Add a VRayRenderElements node and connect it to your Scene. Set its Render Element dropdown box to Multi Matte and change the value of Red object ID to 1, and Blue object ID to 2. Make sure that you have the Use material IDs checkbox enabled. This will populate the multimatte pass later.
VRayRenderElement Multi_Matte Properties
Let’s add some more VRayRenderElements nodes to the scene. Create another VRayRenderElements node and once again connect it to the Scene, but set the Render Element dropdown box to Reflection.
Create a third VRayRenderElements node and once again connect it to the Scene, but set the Render Element dropdown box to Diffuse.
Create a fourth VRayRenderElements node and yet again connect it to the Scene, but set the Render Element dropdown box to Specular.
Lastly, create a fifth VRayRenderElements node and again connect it to the Scene, but set the Render Element dropdown box to ZDepth. Set its Depth White value to 1 and make sure the Depth Clamp checkbox is disabled.
VRayRenderElement ZDepth properties

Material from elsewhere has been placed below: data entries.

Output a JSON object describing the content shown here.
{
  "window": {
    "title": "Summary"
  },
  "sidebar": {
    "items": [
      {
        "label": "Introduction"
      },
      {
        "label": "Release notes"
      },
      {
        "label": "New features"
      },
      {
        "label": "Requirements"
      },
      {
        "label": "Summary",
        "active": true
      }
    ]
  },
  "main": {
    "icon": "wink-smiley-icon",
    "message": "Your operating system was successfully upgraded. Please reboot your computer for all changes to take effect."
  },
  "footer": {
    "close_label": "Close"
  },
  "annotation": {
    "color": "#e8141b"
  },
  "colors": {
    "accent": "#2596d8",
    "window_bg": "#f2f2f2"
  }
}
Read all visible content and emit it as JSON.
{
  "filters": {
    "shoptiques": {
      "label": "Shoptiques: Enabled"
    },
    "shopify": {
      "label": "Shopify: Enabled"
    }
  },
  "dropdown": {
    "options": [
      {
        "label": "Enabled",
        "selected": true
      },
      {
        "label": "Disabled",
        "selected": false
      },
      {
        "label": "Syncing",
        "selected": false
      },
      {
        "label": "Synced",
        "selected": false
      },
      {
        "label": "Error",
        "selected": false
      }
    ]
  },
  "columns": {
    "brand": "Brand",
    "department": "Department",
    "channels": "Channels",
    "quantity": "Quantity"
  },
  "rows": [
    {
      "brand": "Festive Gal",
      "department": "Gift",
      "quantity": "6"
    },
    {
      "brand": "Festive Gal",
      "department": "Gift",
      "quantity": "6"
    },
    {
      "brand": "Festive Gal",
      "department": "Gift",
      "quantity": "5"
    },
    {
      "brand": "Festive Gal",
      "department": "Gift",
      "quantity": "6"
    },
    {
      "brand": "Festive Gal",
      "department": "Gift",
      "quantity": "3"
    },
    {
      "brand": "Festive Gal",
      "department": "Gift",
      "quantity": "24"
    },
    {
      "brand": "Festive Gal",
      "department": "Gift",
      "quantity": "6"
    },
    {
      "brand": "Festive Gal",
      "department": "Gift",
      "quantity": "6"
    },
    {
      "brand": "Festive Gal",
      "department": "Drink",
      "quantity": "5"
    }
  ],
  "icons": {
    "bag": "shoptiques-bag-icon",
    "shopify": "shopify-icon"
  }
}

In Nuke, you can now see all the channels for V-ray render elements that you have just set up. To keep the Nuke script looking clean and tidy, put another Scene in between the main Scene (Scene1) and arrange the render elements as shown below.
The final Scene layout
Once you have a set of V-Ray render elements that you like, you can group these into a ToolSet for use in another Nuke script. Select the VRayRenderElements nodes and the Scene2 Scene, and on the toolbar at the side click the ToolSet icon and click Create. This will bring up a dialog where you can give this group a meaningful name. Type in VRayChannels as a descriptive name for the grouping.
If you now delete your VRayRenderElements and Scene2 node, you can test this ToolSet by pressing Tab and typing in the name of the grouping, then connecting it back to the main Scene. We can, of course, change the Multi_Matte values if we ever need to do so.E
The final render
In this tutorial we have taken a look at the VRay material preview node, built an entire scene from scratch, and learned how we can blend and control materials using textures and values on geometry we read in using a VRayProxy node. We’ve also taken a look at setting up VRayRenderElements and learned how we can create a ToolSet for later use in other Nuke scripts.